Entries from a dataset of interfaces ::
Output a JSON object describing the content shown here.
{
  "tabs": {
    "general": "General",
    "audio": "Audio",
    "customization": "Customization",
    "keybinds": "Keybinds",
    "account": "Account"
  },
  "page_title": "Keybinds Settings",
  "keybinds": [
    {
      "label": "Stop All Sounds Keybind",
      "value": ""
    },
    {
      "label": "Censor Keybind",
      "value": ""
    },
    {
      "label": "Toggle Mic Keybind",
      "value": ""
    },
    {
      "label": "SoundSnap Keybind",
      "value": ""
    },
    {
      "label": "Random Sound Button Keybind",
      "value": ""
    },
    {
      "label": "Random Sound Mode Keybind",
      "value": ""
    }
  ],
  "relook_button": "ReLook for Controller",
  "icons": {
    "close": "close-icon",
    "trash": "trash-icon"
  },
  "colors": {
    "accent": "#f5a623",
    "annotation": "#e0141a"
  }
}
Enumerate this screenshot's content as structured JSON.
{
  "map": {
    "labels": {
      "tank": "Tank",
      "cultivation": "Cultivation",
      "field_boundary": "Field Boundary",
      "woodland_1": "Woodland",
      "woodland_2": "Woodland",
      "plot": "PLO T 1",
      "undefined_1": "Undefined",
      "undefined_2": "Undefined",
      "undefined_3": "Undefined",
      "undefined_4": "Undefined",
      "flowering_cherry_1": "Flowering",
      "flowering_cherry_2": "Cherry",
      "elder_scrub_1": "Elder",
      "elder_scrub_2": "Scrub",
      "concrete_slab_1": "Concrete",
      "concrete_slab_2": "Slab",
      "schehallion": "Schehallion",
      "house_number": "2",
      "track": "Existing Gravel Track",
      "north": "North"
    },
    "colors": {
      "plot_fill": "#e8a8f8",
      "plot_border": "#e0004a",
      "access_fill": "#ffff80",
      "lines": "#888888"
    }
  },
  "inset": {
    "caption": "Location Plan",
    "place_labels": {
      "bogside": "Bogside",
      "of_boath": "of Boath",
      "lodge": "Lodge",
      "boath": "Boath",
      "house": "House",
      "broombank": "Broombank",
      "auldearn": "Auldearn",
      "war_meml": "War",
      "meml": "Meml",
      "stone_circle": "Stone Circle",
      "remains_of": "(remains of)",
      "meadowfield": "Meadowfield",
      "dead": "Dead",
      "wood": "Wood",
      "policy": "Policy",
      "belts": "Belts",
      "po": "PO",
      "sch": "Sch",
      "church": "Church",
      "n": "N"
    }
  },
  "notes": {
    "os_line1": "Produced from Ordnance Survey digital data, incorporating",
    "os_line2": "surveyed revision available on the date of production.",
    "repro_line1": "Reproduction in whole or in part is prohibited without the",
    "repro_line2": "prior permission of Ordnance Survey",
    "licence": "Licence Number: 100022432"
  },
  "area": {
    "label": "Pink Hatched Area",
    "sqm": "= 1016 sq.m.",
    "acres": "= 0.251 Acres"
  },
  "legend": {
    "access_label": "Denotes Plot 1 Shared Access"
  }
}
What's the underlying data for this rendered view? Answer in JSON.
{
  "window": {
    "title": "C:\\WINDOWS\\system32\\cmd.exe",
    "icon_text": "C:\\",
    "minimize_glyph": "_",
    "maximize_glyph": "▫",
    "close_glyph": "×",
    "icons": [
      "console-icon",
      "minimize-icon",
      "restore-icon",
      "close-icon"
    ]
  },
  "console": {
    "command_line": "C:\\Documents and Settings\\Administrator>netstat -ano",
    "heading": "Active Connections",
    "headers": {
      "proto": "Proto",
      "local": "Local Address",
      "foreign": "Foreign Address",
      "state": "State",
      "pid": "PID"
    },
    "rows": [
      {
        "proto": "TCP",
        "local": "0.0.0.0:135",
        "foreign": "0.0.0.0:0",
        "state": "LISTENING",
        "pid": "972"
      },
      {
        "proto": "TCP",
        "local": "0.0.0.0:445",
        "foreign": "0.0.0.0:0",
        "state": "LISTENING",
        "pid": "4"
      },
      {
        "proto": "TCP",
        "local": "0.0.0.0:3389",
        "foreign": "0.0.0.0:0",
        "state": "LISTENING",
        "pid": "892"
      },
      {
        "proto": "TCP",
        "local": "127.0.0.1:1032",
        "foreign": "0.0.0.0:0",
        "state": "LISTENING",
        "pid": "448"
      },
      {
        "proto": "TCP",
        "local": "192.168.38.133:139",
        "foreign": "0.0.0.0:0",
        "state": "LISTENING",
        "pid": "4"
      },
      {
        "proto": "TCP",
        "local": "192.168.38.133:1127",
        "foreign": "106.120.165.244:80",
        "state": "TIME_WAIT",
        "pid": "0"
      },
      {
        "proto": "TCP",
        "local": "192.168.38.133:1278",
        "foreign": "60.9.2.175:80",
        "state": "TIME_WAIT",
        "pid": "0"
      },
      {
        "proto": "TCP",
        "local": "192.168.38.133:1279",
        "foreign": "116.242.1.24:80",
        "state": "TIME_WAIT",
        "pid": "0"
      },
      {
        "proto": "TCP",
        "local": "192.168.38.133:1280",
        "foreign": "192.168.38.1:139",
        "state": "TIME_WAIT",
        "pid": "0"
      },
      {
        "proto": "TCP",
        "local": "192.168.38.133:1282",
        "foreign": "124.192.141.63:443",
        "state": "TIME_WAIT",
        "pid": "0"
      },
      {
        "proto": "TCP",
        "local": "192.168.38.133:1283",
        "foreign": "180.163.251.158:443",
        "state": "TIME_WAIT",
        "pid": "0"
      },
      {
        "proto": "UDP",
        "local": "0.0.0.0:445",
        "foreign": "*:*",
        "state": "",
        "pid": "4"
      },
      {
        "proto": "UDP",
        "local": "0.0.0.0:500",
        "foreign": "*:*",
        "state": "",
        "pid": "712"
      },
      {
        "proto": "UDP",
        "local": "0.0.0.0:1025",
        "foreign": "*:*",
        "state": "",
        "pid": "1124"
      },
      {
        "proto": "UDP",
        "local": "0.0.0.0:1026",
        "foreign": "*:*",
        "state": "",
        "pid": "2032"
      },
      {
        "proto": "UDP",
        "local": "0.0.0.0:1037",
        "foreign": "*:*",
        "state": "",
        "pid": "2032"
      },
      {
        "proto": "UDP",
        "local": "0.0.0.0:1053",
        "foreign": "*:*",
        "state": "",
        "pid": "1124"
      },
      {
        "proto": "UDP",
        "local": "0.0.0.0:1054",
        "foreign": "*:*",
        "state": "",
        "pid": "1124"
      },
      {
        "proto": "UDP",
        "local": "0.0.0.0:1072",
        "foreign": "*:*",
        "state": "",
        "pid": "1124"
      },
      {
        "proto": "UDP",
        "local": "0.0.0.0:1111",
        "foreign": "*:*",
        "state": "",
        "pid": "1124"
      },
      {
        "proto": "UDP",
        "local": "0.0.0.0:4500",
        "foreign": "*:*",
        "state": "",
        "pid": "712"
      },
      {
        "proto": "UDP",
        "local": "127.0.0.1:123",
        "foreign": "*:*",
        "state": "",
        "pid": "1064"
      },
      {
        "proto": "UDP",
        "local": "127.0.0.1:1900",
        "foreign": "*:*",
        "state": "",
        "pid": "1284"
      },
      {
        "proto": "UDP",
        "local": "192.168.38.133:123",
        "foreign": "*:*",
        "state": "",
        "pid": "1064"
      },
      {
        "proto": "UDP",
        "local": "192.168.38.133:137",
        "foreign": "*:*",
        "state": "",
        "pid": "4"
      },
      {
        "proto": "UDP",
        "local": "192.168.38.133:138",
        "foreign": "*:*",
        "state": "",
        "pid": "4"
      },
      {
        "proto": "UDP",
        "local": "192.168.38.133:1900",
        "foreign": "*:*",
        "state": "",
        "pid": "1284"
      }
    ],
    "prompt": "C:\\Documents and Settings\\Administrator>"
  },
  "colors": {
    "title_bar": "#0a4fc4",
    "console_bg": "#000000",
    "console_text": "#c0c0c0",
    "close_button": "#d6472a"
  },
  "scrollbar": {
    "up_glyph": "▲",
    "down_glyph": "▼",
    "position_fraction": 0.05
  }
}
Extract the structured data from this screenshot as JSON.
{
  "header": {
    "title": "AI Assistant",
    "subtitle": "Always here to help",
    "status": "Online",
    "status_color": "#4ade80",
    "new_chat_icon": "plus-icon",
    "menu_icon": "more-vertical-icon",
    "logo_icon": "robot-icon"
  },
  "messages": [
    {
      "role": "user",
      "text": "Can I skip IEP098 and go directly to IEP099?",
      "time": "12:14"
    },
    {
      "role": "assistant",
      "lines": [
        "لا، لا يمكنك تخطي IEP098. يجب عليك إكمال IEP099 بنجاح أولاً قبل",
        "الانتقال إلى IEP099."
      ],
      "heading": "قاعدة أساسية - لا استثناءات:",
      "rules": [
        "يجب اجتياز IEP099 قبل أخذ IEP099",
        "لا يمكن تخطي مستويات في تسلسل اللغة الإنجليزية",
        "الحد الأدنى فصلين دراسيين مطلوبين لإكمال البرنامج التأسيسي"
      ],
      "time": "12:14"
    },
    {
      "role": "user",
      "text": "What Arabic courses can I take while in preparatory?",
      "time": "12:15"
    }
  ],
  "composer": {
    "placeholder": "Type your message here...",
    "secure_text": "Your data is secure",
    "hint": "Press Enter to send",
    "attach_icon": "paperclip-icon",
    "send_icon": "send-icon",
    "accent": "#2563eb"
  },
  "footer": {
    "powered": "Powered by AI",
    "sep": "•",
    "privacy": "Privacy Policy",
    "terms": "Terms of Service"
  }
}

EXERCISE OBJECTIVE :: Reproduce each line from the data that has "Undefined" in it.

EXERCISE SOLUTION ::
      "undefined_1": "Undefined",
      "undefined_2": "Undefined",
      "undefined_3": "Undefined",
      "undefined_4": "Undefined",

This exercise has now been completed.